Emit all the data exactly as provided.

Top of MATERIAL FOR THE TASK

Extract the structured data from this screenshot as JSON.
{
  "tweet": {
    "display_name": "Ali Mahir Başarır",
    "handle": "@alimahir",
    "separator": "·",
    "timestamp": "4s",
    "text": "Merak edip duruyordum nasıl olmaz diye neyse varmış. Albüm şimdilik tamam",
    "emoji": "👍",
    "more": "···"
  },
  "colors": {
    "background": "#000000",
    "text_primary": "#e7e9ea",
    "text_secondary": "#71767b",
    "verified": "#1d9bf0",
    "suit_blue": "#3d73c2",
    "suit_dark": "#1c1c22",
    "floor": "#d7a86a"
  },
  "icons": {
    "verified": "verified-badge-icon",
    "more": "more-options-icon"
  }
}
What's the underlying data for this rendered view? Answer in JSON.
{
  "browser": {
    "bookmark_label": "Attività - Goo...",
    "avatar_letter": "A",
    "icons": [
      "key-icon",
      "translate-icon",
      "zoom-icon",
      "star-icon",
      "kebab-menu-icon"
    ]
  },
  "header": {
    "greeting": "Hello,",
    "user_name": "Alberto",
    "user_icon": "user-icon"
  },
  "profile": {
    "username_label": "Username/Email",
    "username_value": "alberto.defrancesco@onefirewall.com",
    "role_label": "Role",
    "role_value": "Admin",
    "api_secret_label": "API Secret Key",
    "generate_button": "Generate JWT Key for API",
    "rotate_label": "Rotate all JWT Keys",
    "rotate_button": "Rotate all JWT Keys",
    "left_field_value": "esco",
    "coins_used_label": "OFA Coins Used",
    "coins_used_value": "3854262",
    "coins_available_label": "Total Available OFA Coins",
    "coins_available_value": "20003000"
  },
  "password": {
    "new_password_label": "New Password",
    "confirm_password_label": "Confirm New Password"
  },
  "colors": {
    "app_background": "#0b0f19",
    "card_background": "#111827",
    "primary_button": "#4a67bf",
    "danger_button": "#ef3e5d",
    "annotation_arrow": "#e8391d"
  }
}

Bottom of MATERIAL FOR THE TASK

### [TASK ANSWER]
Extract the structured data from this screenshot as JSON.
{
  "tweet": {
    "display_name": "Ali Mahir Başarır",
    "handle": "@alimahir",
    "separator": "·",
    "timestamp": "4s",
    "text": "Merak edip duruyordum nasıl olmaz diye neyse varmış. Albüm şimdilik tamam",
    "emoji": "👍",
    "more": "···"
  },
  "colors": {
    "background": "#000000",
    "text_primary": "#e7e9ea",
    "text_secondary": "#71767b",
    "verified": "#1d9bf0",
    "suit_blue": "#3d73c2",
    "suit_dark": "#1c1c22",
    "floor": "#d7a86a"
  },
  "icons": {
    "verified": "verified-badge-icon",
    "more": "more-options-icon"
  }
}
What's the underlying data for this rendered view? Answer in JSON.
{
  "browser": {
    "bookmark_label": "Attività - Goo...",
    "avatar_letter": "A",
    "icons": [
      "key-icon",
      "translate-icon",
      "zoom-icon",
      "star-icon",
      "kebab-menu-icon"
    ]
  },
  "header": {
    "greeting": "Hello,",
    "user_name": "Alberto",
    "user_icon": "user-icon"
  },
  "profile": {
    "username_label": "Username/Email",
    "username_value": "alberto.defrancesco@onefirewall.com",
    "role_label": "Role",
    "role_value": "Admin",
    "api_secret_label": "API Secret Key",
    "generate_button": "Generate JWT Key for API",
    "rotate_label": "Rotate all JWT Keys",
    "rotate_button": "Rotate all JWT Keys",
    "left_field_value": "esco",
    "coins_used_label": "OFA Coins Used",
    "coins_used_value": "3854262",
    "coins_available_label": "Total Available OFA Coins",
    "coins_available_value": "20003000"
  },
  "password": {
    "new_password_label": "New Password",
    "confirm_password_label": "Confirm New Password"
  },
  "colors": {
    "app_background": "#0b0f19",
    "card_background": "#111827",
    "primary_button": "#4a67bf",
    "danger_button": "#ef3e5d",
    "annotation_arrow": "#e8391d"
  }
}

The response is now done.